  • people are not respected
  • and the people are clueless about their goals
I hear you say, BUT of course this is not happening in our organization. WE DO have clearly defined roles and responsibilities, everybody (is told and) knows what to do and WE know in which direction to go etc. etc. (Reminds me a little on married couples – did you notice the change from the “me” to “we” as soon as your friends get married? Of course this also happens to oneself, typically it is unnoticed until the person looses its identity in a marriage – potentially followed by divorce). We know often means that some managers in the firm claim to have some idea in what they want, independently whether they are able to communicate this or not and completely loosely coupled to reality of software development.

What do we need? A good start for all people who are not coding (e.g., testers, architects, XYZ managers) is to start looking into LEAN. Yep – those “crazy” ideas adapted from the Toyota Production System towards product/software development. Ideas like: the boss is coming to a team and asking – how can I help you? What can I do to make your work life better – and DO IT.

The tester - claiming to have such an important role - asking questions like? Mmmh, how could I help the developers to implement the right stuff, maybe by writing test cases and even automate those (see also ATDD and ROBOT framework).

Start with yourself: I hear a lot of “I can't do” – how about you would help your colleagues and friends (maybe first yourself) towards a “I can do” attitude?

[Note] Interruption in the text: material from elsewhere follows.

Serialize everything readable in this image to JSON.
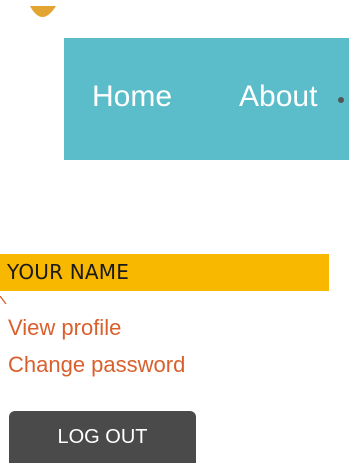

I can tell you from my own experience, it's much more FUN – REALLY!!!
Imagine a world without boundaries (and fears) and think about three things you could do at work to improve the way management supports you. I am sure you come up with some great ideas (maybe simply talk to your manager/s, make your work problems visible, talk to your Scrum Master). Now take a deep breath and find the bravery to take those ideas into (STOP: in case you are not sure whether your action is legal or otherwise justified by human rights, please contact me BEFORE you start your actions) reality.

Jolly Good

1 comment:

  1. Interesting blogagain and I agree with your message here. Only one thing. Testers and Architects ARE developers as well. I feel that, when you are stating it like this, you are embracing silos.

    Otherwise, let the good stuff coming :)